Some girls on the team, like Amanda Lindsey, realized that choosing to get closer to someone succumbing to ALS is worth it, even at their young age.
“Mickey’s the first person that I’ve ever had to watch slip away from me, and it’s been hard on me, but I also know that his experience has transformed me into who I am. So even when his physical presence isn’t with us anymore, it’s always going to be a part of me. That I can carry him with me so other people can see what he was like by seeing what he did to me.”
Beard did not have a choice about ALS. It was a burden thrown his way, which he took on without complaint, but with plenty of sarcasm. His team says you would know something was bothering Beard if he would not joke about it, so he made sure his ALS was a regular punch line for all to hear.
But you wouldn’t hear Beard complain that life wasn’t fair. He didn’t even get to choose lacrosse, the sport that he says drives him crazy.
“I don’t hate girls’ lacrosse. It’s just the rules are so frustrating. I got into it because my daughter was playing, and they said they just needed an adult to stand on the sideline and shuffle kids in and out of the game. I told them I didn’t know anything about lacrosse, and they took that for a yes.”
When Beard found out he had ALS, he stopped working and thought he was finished coaching. But parents would call, saying their daughters would only stick with the sport if he would still coach them.
So he continued as best as he could. As his muscles became weaker, he moved from using a cane to sitting in a golf cart on the field. This cart became a popular destination for the girls to hang out and talk about their boy problems. Beard says he was a trapped confidant.

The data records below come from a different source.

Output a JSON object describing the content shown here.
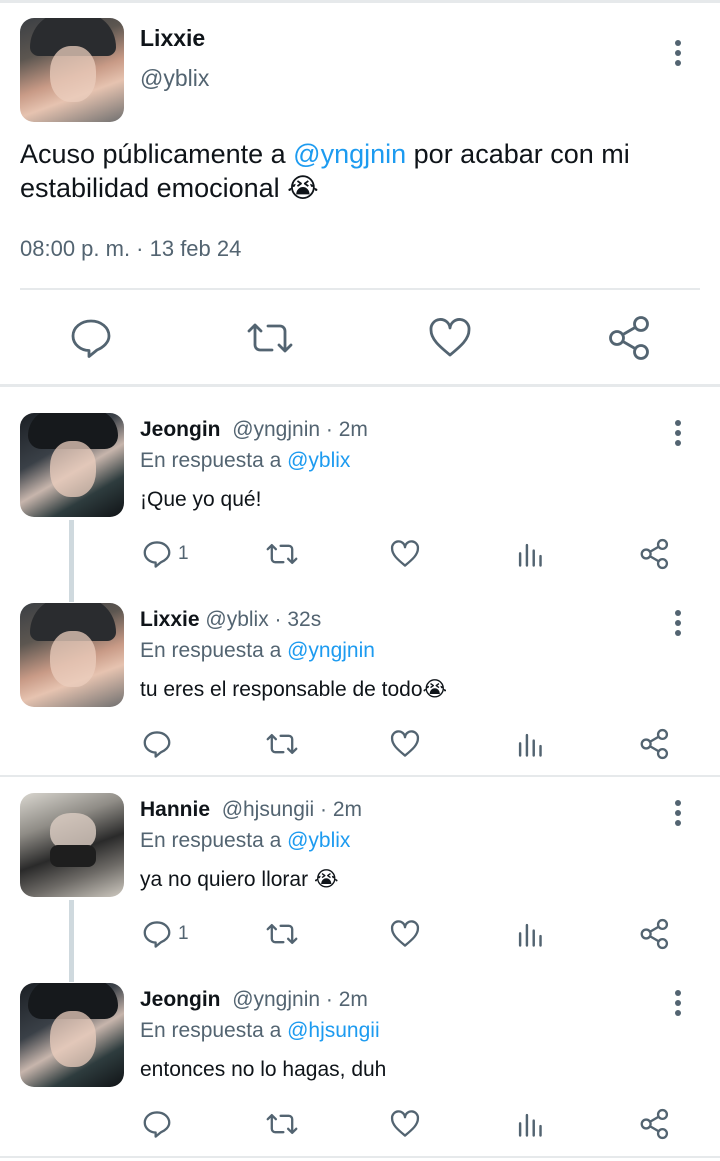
{
  "main_tweet": {
    "name": "Lixxie",
    "handle": "@yblix",
    "text_before": "Acuso públicamente a ",
    "mention": "@yngjnin",
    "text_after": " por acabar con mi estabilidad emocional ",
    "emoji": "😭",
    "timestamp": "08:00 p. m. · 13 feb 24"
  },
  "replies": [
    {
      "name": "Jeongin",
      "handle_time": "@yngjnin · 2m",
      "reply_prefix": "En respuesta a ",
      "reply_to": "@yblix",
      "text": "¡Que yo qué!",
      "emoji": "",
      "reply_count": "1"
    },
    {
      "name": "Lixxie",
      "handle_time": "@yblix · 32s",
      "reply_prefix": "En respuesta a ",
      "reply_to": "@yngjnin",
      "text": "tu eres el responsable de todo",
      "emoji": "😭",
      "reply_count": ""
    },
    {
      "name": "Hannie",
      "handle_time": "@hjsungii · 2m",
      "reply_prefix": "En respuesta a ",
      "reply_to": "@yblix",
      "text": "ya no quiero llorar ",
      "emoji": "😭",
      "reply_count": "1"
    },
    {
      "name": "Jeongin",
      "handle_time": "@yngjnin · 2m",
      "reply_prefix": "En respuesta a ",
      "reply_to": "@hjsungii",
      "text": "entonces no lo hagas, duh",
      "emoji": "",
      "reply_count": ""
    }
  ],
  "icons": {
    "reply": "speech-bubble-icon",
    "retweet": "retweet-icon",
    "like": "heart-icon",
    "views": "bar-chart-icon",
    "share": "share-icon",
    "more": "vertical-dots-icon"
  },
  "colors": {
    "link": "#1d9bf0",
    "text": "#0f1419",
    "secondary": "#536471",
    "divider": "#e6e9eb",
    "thread_line": "#cfd9de"
  }
}
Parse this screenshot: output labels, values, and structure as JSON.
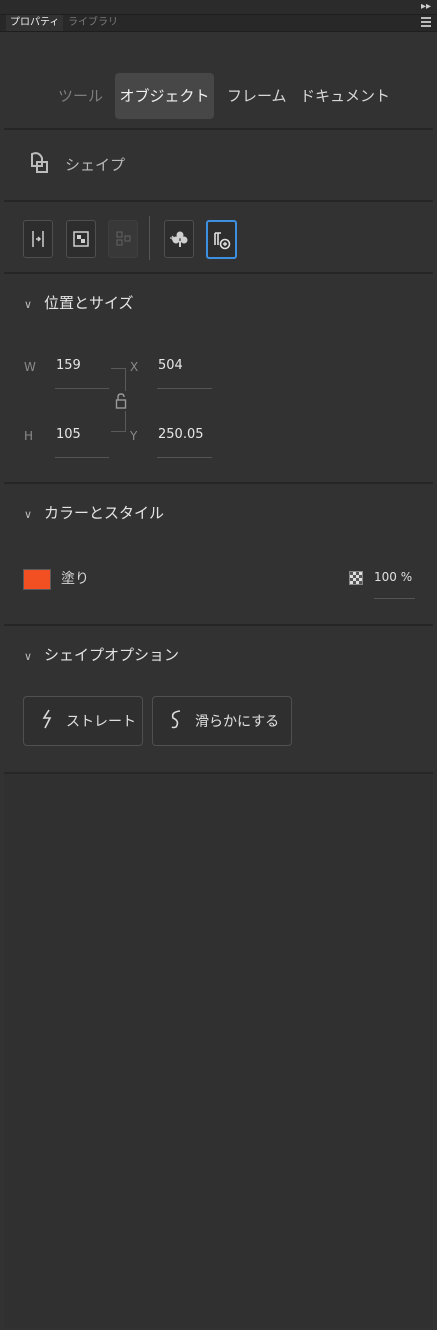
{
  "header": {
    "expand_icon": "double-chevron-right-icon",
    "menu_icon": "hamburger-icon"
  },
  "tabs": {
    "properties": "プロパティ",
    "library": "ライブラリ"
  },
  "modes": {
    "tool": "ツール",
    "object": "オブジェクト",
    "frame": "フレーム",
    "document": "ドキュメント"
  },
  "shape": {
    "label": "シェイプ"
  },
  "position_size": {
    "title": "位置とサイズ",
    "w_label": "W",
    "w_value": "159",
    "x_label": "X",
    "x_value": "504",
    "h_label": "H",
    "h_value": "105",
    "y_label": "Y",
    "y_value": "250.05"
  },
  "color_style": {
    "title": "カラーとスタイル",
    "fill_label": "塗り",
    "fill_color": "#f25022",
    "opacity": "100 %"
  },
  "shape_options": {
    "title": "シェイプオプション",
    "straight": "ストレート",
    "smooth": "滑らかにする"
  }
}
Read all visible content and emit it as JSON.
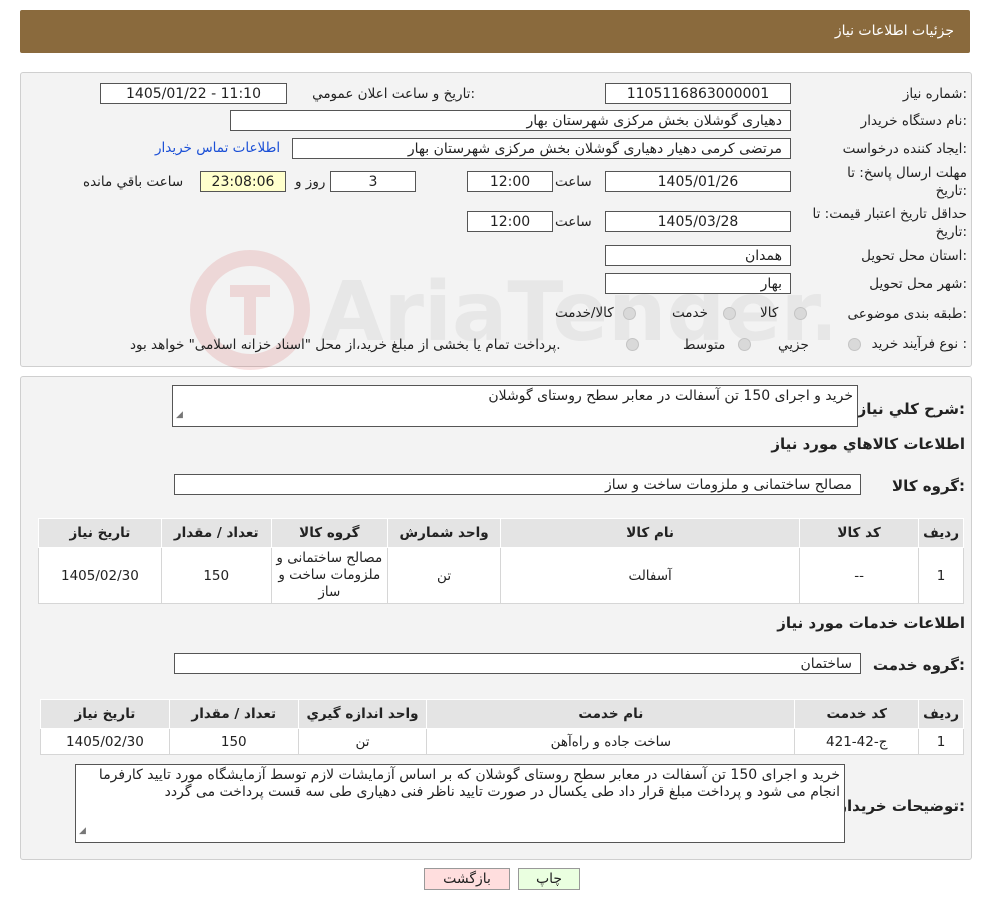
{
  "header": {
    "title": "جزئیات اطلاعات نیاز"
  },
  "form": {
    "need_number_label": "شماره نیاز:",
    "need_number": "1105116863000001",
    "announce_label": "تاریخ و ساعت اعلان عمومي:",
    "announce_value": "1405/01/22 - 11:10",
    "buyer_org_label": "نام دستگاه خريدار:",
    "buyer_org": "دهیاری گوشلان بخش مرکزی شهرستان بهار",
    "creator_label": "ايجاد کننده درخواست:",
    "creator": "مرتضی کرمی دهیار دهیاری گوشلان بخش مرکزی شهرستان بهار",
    "contact_link": "اطلاعات تماس خريدار",
    "deadline_label_1": "مهلت ارسال پاسخ: تا",
    "deadline_label_2": "تاريخ:",
    "deadline_date": "1405/01/26",
    "time_label": "ساعت",
    "deadline_time": "12:00",
    "days_value": "3",
    "days_label": "روز و",
    "remaining_value": "23:08:06",
    "remaining_label": "ساعت باقي مانده",
    "validity_label_1": "حداقل تاريخ اعتبار قيمت: تا",
    "validity_label_2": "تاريخ:",
    "validity_date": "1405/03/28",
    "validity_time": "12:00",
    "province_label": "استان محل تحويل:",
    "province": "همدان",
    "city_label": "شهر محل تحويل:",
    "city": "بهار",
    "category_label": "طبقه بندی موضوعی:",
    "category_options": [
      "کالا",
      "خدمت",
      "کالا/خدمت"
    ],
    "process_label": "نوع فرآيند خريد :",
    "process_options": [
      "جزيي",
      "متوسط"
    ],
    "process_note": "پرداخت تمام يا بخشی از مبلغ خريد،از محل \"اسناد خزانه اسلامی\" خواهد بود."
  },
  "summary": {
    "label": "شرح کلي نياز:",
    "text": "خرید و اجرای 150 تن آسفالت در معابر سطح روستای گوشلان"
  },
  "goods": {
    "section_title": "اطلاعات کالاهاي مورد نياز",
    "group_label": "گروه کالا:",
    "group_value": "مصالح ساختمانی و ملزومات ساخت و ساز",
    "columns": [
      "رديف",
      "کد کالا",
      "نام کالا",
      "واحد شمارش",
      "گروه کالا",
      "تعداد / مقدار",
      "تاريخ نياز"
    ],
    "rows": [
      {
        "index": "1",
        "code": "--",
        "name": "آسفالت",
        "unit": "تن",
        "group": "مصالح ساختمانی و ملزومات ساخت و ساز",
        "qty": "150",
        "date": "1405/02/30"
      }
    ]
  },
  "services": {
    "section_title": "اطلاعات خدمات مورد نياز",
    "group_label": "گروه خدمت:",
    "group_value": "ساختمان",
    "columns": [
      "رديف",
      "کد خدمت",
      "نام خدمت",
      "واحد اندازه گيري",
      "تعداد / مقدار",
      "تاريخ نياز"
    ],
    "rows": [
      {
        "index": "1",
        "code": "ج-42-421",
        "name": "ساخت جاده و راه‌آهن",
        "unit": "تن",
        "qty": "150",
        "date": "1405/02/30"
      }
    ]
  },
  "buyer_notes": {
    "label": "توضيحات خريدار:",
    "text": "خرید و اجرای 150 تن آسفالت در معابر سطح روستای گوشلان که بر اساس آزمایشات لازم توسط آزمایشگاه مورد تایید کارفرما انجام می شود و پرداخت مبلغ قرار داد طی یکسال در صورت تایید ناظر فنی دهیاری طی سه قست پرداخت می گردد"
  },
  "buttons": {
    "print": "چاپ",
    "back": "بازگشت"
  },
  "watermark": {
    "text": "AriaTender.neT"
  },
  "colors": {
    "header_bg": "#8a6a3d",
    "link": "#1a4fd6",
    "back_button": "#ffdede",
    "print_button": "#eaffe0",
    "remaining_bg": "#ffffcc"
  }
}
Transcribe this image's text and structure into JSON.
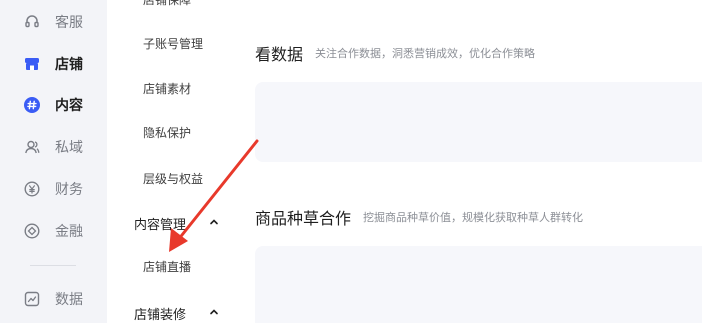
{
  "rail": {
    "items": [
      {
        "label": "客服",
        "icon": "headset-icon"
      },
      {
        "label": "店铺",
        "icon": "store-icon"
      },
      {
        "label": "内容",
        "icon": "hashtag-icon"
      },
      {
        "label": "私域",
        "icon": "users-icon"
      },
      {
        "label": "财务",
        "icon": "yen-icon"
      },
      {
        "label": "金融",
        "icon": "finance-icon"
      },
      {
        "label": "数据",
        "icon": "chart-icon"
      }
    ]
  },
  "submenu": {
    "cut_off_top": "店铺保障",
    "items": [
      "子账号管理",
      "店铺素材",
      "隐私保护",
      "层级与权益"
    ],
    "group_content": "内容管理",
    "content_items": [
      "店铺直播"
    ],
    "group_decor": "店铺装修"
  },
  "main": {
    "data_title": "看数据",
    "data_desc": "关注合作数据，洞悉营销成效，优化合作策略",
    "seed_title": "商品种草合作",
    "seed_desc": "挖掘商品种草价值，规模化获取种草人群转化"
  },
  "colors": {
    "accent": "#3a5cf5",
    "arrow": "#e8392b",
    "rail_bg": "#f3f4f8",
    "card_bg": "#f6f7fb"
  }
}
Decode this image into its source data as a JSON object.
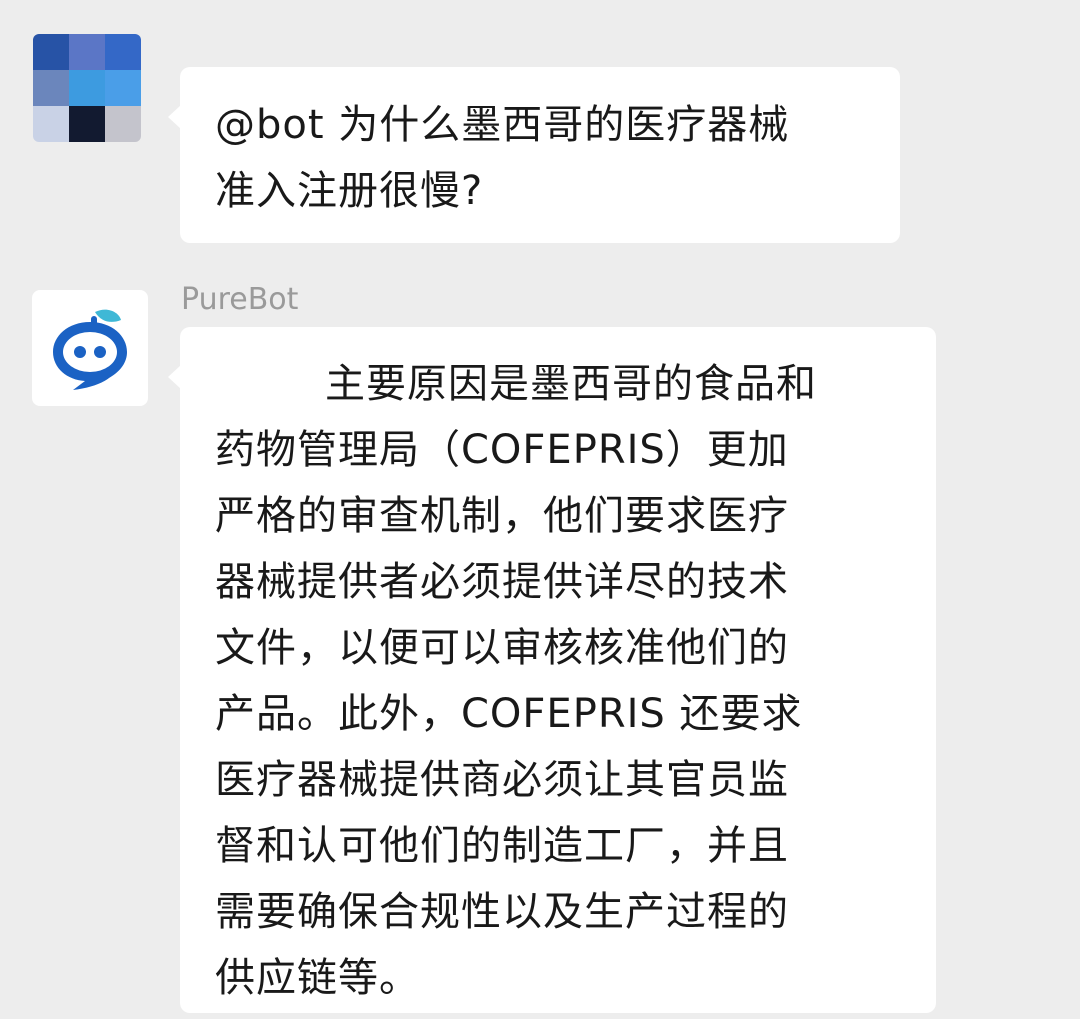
{
  "messages": [
    {
      "role": "user",
      "text": "@bot 为什么墨西哥的医疗器械\n准入注册很慢?"
    },
    {
      "role": "bot",
      "sender": "PureBot",
      "text": "主要原因是墨西哥的食品和\n药物管理局（COFEPRIS）更加\n严格的审查机制，他们要求医疗\n器械提供者必须提供详尽的技术\n文件，以便可以审核核准他们的\n产品。此外，COFEPRIS 还要求\n医疗器械提供商必须让其官员监\n督和认可他们的制造工厂，并且\n需要确保合规性以及生产过程的\n供应链等。"
    }
  ],
  "user_avatar": {
    "icon": "pixelated-avatar-icon",
    "colors": [
      "#2753a6",
      "#5b76c6",
      "#3468c7",
      "#6b86bc",
      "#3d9be0",
      "#4a9ee8",
      "#c9d2e6",
      "#121a30",
      "#c4c4cc"
    ]
  },
  "bot_avatar": {
    "icon": "chat-bot-icon",
    "colors": {
      "primary": "#1b62c4",
      "leaf": "#3fb8d6"
    }
  }
}
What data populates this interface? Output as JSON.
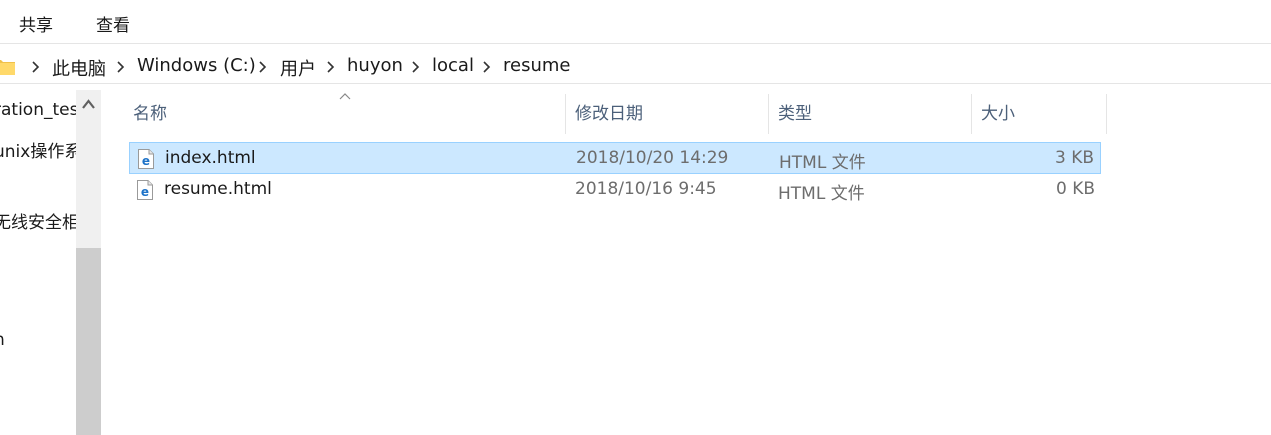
{
  "ribbon": {
    "tabs": [
      "共享",
      "查看"
    ]
  },
  "breadcrumb": [
    "此电脑",
    "Windows (C:)",
    "用户",
    "huyon",
    "local",
    "resume"
  ],
  "nav_pane": {
    "items": [
      "ration_tes",
      "unix操作系",
      "无线安全相",
      "n"
    ]
  },
  "columns": {
    "name": "名称",
    "modified": "修改日期",
    "type": "类型",
    "size": "大小"
  },
  "files": [
    {
      "name": "index.html",
      "modified": "2018/10/20 14:29",
      "type": "HTML 文件",
      "size": "3 KB",
      "selected": true,
      "icon": "edge-html-file-icon"
    },
    {
      "name": "resume.html",
      "modified": "2018/10/16 9:45",
      "type": "HTML 文件",
      "size": "0 KB",
      "selected": false,
      "icon": "edge-html-file-icon"
    }
  ],
  "colors": {
    "selection": "#cce8ff",
    "selection_border": "#99d1ff",
    "header_text": "#4c607a",
    "edge_blue": "#1e73c8"
  }
}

“So I kind of became the team mom, and with a bunch of teenage girls, when you can’t go anywhere and you’re surrounded, it’s a little frustrating, because you hear stuff you don’t want to hear.”
So there he was, coaching a game he didn’t really like, having to listen to all this high school girl drama, and knowing that these were hours of a shortening life that he was not sharing with his family.
Then these lacrosse girls pushed even closer. They made a big deal about his ALS, and they would even show up at his house during the off-season, and watch his TV.
You might expect some frustration. But for Beard, this became his salvation.
Through all this, he did have one choice: whether he was going to share his journey of ALS. No one would fault him for keeping the pain and embarrassment of his condition to just his family. People would understand the desire to face your own mortality in private. But Beard chose to share his journey. He let the girls get close and help carry the load.
He doesn’t fully understand why he means so much to these girls, but being needed helps him get up each day. Changing his attitude is one of the few things Beard can still do. He references a quote from Jeremy Williams, another Georgia high school coach suffering from ALS.
“He said everybody has difficulties, and it’s like the wind. You can’t control the wind but you can adjust your sails, and I actually told the girls that, and this being able to come out here with them, it’s like that’s what I do to adjust my sails, because they give me something to get up and look forward to.”
A year ago, the McIntosh Girls Lacrosse team got to the state championship finals, and lost. At the end of this season, they were back in the championship match, ready to finally win it for Beard.
They lost again. Both times the team was feeling dejected, until Beard broke the silence. Amanda remembers it clearly:
“He was the first one after the game to come up to us and be, like, it’s not the end of the world, that’s not what it was about. It’s about the journey that we’ve been on together and the experiences that we’ve shared together.”
He also sarcastically added that because they lost, he now has to come out for yet another season. With that, the team knew they had really won.